The dual nature of Komeda's music is captured perfectly in one of his masterpieces, the three-part suite, "Night-time, Daytime Requiem" which was written as a response to the news of the death of saxophonist John Coltrane. Komeda's own interpretation can be found on the release Night-time, Daytime Requiem (Power Bros, 2003), but while it captures him at the peak of his powers, it is also a recording that, in spite of excellent mastering, is marred by the fact that it was recorded on poor equipment back in 1967.

Thus, it must be considered a cause for celebration that Komeda Project, which has previously explored the oeuvre of Krzysztof Komeda on the fine release, Crazy Girl (WM Records, 2007), has chosen to record the suite along with other Komeda compositions and done so in a sparkling, warm sound filled with the nuances that the music so richly deserves.

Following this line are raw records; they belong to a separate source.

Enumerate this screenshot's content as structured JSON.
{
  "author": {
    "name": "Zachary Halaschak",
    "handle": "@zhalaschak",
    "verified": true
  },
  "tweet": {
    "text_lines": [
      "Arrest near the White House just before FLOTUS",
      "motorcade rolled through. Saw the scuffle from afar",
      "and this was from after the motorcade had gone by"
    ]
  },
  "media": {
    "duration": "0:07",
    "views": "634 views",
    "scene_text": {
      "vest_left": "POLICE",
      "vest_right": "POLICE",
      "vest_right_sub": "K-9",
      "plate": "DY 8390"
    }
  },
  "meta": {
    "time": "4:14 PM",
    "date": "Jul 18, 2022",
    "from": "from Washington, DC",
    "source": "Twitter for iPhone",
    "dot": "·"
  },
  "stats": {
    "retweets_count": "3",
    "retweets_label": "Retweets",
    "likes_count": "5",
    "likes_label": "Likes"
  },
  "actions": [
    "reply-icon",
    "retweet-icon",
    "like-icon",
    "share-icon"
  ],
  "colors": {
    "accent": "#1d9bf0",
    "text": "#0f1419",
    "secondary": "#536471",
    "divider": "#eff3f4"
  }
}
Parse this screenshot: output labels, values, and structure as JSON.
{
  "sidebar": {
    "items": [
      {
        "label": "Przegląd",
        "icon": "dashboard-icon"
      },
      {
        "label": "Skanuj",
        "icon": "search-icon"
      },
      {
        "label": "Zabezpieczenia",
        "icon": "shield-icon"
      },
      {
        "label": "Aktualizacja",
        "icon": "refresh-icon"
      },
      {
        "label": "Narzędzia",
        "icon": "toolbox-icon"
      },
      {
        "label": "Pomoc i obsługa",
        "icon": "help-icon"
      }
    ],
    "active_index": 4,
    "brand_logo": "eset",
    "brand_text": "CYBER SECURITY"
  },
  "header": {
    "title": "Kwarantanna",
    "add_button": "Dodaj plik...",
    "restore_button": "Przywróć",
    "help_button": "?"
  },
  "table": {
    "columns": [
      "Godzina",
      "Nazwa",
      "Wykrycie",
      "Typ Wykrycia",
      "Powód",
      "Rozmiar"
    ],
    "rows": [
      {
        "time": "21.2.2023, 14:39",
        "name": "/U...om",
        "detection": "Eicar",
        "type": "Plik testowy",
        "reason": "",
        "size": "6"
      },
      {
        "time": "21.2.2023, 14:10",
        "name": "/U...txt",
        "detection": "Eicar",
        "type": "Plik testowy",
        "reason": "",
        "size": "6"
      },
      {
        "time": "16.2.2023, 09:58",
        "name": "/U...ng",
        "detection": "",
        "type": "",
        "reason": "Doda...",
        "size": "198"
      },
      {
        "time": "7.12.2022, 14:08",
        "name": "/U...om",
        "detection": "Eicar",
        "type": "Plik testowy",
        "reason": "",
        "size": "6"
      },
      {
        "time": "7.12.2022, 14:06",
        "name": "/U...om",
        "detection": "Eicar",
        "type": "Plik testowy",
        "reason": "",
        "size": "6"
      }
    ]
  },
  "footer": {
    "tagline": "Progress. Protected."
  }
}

"Night-time, Daytime Requiem" starts off with the chaotic wailing of trumpeter Russ Johnson and saxophonist Krzysztof Medyna before it settles into a meditative piano piece where Komeda's legacy from the romanticism of Chopin is shown. Throughout, the composition evolves like waves on a sea, sometimes in a tide, then suddenly in an outburst of a storm. It's a music that requires a lot from the participants, but especially the rhythm section of bassist Scott Colley and drummer Nasheet Waits show themselves capable of stretching the demanding form, and the passionate playing of saxophonist Krzysztof Medyna is perfectly matched by Andrzej Winnicki's brooding piano.

Winnicki is also the architect behind two compositions that aren't credited to Komeda, but fit excellently into the programme: "Elutka" and "Anubis." Both work with the multifaceted dark lyricism and dense tonality that is so characteristic of Komeda and it is a testament to Komeda Project's integrity that they so seamlessly integrate their own works into the music of the master, thereby giving him a worthy Requiem.


Track Listing: Night-time, Daytime Requiem (Part 1-3); Ballad for Bernt; Dirge for Europe; Astigmatic; Elutka; Prayer and Question; Litania; Anubis.

Personnel: Russ Johnson: trumpet & flugelhorn; Krzysztof Medyna: tenor and soprano saxophones; Andrzej Winnicki: piano; Scott Colley: bass; Nasheet Waits: drums.

Title: Requiem | Year Released: 2009 | Record Label: WM Records

Tags

comments powered by Disqus

Kattorna

Kattorna

Komeda Project
Crazy Girl

Album Reviews
Interviews
Album Reviews
Live Reviews
Album Reviews
Read more articles
Requiem

Requiem

WM Records
2010

buy
Requiem

Requiem

WM Records
2009

buy
Crazy Girl

Crazy Girl

WM Records
2007

buy

Shop

Start your shopping here and you'll support All About Jazz in the process. Learn how.

Related Articles

Read The Gleaners Album Reviews
The Gleaners
By Karl Ackermann
February 17, 2019
Read God Is Not A Terrorist Album Reviews
God Is Not A Terrorist
By Chris May
February 17, 2019
Read Inner Rhyme Album Reviews
Inner Rhyme
By Hrayr Attarian
February 17, 2019
Read Yuna Album Reviews
Yuna
By Glenn Astarita
February 17, 2019
Read Places Album Reviews
Places
By Andrew J. Sammut
February 17, 2019
Read Barriers Album Reviews
Barriers
By Karl Ackermann
February 16, 2019
Read Fractal Guitar Album Reviews
Fractal Guitar
By John Kelman
February 16, 2019